In 1997, two weeks before the case was due for trial, Bayer and Barr settled the dispute, with Bayer paying more than $100 million for Barr to drop its patent challenge. As part of the agreement, Bayer provided the drugmaker a license to sell brand-name Cipro at a reduced rate six months before the patent's expiration, according to court records.
In 2000, more than 30 antitrust lawsuits were filed against Bayer over the Cipro deal, including a complaint by Louisiana Wholesalers Drug Co. and CVS Pharmacy Inc. The plaintiffs said the settlement exceeded the scope of Bayer's patent rights because the company paid millions of dollars to keep potential competitors from fighting its patent. The cases were consolidated for the court's review.

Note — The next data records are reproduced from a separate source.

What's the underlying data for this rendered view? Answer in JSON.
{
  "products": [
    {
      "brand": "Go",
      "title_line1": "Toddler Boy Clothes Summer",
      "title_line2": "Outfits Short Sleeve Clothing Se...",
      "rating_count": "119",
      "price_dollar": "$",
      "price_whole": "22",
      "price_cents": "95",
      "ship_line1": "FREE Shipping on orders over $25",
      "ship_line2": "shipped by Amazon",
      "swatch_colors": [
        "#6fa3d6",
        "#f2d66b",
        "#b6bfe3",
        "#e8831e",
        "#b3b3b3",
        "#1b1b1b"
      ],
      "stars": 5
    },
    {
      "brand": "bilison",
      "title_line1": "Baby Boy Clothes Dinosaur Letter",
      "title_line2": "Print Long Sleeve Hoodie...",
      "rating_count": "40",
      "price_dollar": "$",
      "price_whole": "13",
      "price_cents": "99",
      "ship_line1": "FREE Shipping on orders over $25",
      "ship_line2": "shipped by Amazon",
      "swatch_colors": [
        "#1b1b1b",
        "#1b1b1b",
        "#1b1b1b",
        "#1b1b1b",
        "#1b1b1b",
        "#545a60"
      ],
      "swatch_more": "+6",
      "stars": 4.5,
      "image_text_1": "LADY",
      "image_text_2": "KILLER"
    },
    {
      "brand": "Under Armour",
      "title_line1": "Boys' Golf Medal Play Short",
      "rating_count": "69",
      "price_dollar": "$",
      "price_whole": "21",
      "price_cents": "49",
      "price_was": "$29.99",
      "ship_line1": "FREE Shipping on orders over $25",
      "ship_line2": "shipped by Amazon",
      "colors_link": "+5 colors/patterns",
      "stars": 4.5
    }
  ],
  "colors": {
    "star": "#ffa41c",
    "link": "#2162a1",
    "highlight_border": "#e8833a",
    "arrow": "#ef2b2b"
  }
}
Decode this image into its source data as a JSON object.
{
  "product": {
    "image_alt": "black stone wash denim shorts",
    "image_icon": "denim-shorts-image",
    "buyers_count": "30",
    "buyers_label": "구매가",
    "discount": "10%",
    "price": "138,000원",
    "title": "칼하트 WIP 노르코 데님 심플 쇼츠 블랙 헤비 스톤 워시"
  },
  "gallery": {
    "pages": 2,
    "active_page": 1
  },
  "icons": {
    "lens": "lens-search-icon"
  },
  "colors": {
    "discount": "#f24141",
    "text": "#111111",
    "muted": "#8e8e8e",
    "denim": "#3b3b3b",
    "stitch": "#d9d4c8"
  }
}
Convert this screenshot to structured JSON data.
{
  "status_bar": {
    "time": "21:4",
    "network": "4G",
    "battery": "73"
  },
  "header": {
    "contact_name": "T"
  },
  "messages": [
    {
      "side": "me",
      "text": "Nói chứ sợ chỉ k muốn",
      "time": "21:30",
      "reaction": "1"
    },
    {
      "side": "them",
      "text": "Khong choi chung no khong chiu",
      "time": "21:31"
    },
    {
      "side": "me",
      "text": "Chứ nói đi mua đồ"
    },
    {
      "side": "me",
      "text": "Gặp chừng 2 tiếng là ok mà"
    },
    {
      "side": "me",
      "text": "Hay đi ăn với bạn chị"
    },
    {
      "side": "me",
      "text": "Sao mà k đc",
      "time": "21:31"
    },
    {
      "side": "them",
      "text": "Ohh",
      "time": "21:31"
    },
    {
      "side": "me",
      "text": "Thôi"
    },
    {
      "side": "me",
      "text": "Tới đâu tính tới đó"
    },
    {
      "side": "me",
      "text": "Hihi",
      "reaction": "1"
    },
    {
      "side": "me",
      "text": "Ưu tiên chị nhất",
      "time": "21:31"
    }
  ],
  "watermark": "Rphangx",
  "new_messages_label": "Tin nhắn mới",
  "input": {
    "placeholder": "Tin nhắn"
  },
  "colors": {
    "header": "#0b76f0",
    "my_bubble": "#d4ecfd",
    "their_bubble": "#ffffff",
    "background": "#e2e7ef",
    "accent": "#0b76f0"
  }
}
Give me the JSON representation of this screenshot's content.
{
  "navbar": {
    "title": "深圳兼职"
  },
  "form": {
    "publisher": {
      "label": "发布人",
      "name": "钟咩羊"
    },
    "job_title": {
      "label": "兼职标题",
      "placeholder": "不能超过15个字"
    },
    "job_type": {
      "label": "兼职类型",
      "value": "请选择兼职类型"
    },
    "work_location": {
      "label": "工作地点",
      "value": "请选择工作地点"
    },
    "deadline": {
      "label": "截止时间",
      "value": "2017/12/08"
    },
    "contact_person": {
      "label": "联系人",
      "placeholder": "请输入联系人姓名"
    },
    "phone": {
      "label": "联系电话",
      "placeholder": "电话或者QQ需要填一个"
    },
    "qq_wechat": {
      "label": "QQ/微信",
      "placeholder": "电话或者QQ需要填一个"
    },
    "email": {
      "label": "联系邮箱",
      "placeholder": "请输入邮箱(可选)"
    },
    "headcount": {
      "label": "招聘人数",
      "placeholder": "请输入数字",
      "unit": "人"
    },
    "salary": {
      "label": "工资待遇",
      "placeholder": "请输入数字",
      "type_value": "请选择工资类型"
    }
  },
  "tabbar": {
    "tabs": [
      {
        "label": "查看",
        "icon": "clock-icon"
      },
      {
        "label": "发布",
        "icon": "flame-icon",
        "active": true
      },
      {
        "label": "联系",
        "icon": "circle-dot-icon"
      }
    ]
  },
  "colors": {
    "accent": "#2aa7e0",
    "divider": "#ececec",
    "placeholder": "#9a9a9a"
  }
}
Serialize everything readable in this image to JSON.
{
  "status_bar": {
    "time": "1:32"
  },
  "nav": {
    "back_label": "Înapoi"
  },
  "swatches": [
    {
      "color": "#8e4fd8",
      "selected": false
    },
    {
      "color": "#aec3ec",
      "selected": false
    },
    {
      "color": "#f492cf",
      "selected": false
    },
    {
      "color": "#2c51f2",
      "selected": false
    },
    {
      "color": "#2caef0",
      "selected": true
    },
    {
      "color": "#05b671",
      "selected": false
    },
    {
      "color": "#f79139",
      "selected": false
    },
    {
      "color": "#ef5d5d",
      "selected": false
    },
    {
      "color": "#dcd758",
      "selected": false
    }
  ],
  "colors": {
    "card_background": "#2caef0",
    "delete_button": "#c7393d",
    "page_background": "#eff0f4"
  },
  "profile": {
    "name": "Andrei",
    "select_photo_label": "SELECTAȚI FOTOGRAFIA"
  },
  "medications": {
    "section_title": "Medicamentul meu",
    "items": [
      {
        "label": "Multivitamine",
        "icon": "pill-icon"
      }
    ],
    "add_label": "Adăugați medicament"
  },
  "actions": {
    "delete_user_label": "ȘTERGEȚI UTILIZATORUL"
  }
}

In 2010, the 2nd U.S. Circuit Court of Appeals upheld the settlement. The plaintiffs appealed to the Supreme Court.
Bayer officials are pleased with the high court's decision not to hear the case, Bayer spokeswoman Marcy Funk said.
"This ends over a decade of antitrust litigation in the federal courts, entirely vindicating Bayer's settlement of patent litigation concerning Bayer's innovative antibiotic drug, Cipro," she said in a statement.
Bill seeks to stop deals
Legal disputes against pay-for-delay deals have passed through the courts for years, as agencies such as the Federal Trade Commission have pushed legislators to prevent the practice. The FTC was not involved in the Cipro case, but the agency said in a statement that it is hopeful the high court eventually will tackle the problem.
"I am confident that it's only a matter of time before the Supreme Court takes up this important issue and puts a stop to these anticompetitive deals between branded drugmakers and generic competitors," said Richard Feinstein, director of the FTC Bureau of Competition.
Eliminating such deals would save consumers $3.5 billion a year in prescription drug costs, the FTC said.
A bill that would prohibit pay-for-delay deals was introduced in Congress in 2006. The Preserve Access to Affordable Generics Act, which was reintroduced this session, is before the Senate Judiciary Committee.
With so much focus on the federal budget, the bill probably will not see any movement in the next two months, said Joe Bonfiglio, a spokesman for Sen. Herb Kohl (D, Wis.), the bill's sponsor.
Sen. Charles Grassley (R, Iowa), one of several bill co-sponsors, is optimistic that the Senate will pass the bill before the congressional session ends, said spokeswoman Beth Levine.
President Obama's fiscal 2012 budget proposal includes restrictions on pay-for-delay deals that he said would save $8.8 billion during the next decade. But the Pharmaceutical Research and Manufacturers of America argues that overly broad restrictions on patent settlements would decrease the value of patents and reduce incentives for innovation of new medicines.
"Restricting patent settlements can discourage pro-consumer settlements that do not delay generic entry past patent expiration, but instead often bring generics to market years before patent expiration," Diane Bieri, PhRMA executive vice president and general counsel, said in a statement. "Without settlements, these generics may not be available to patients for years."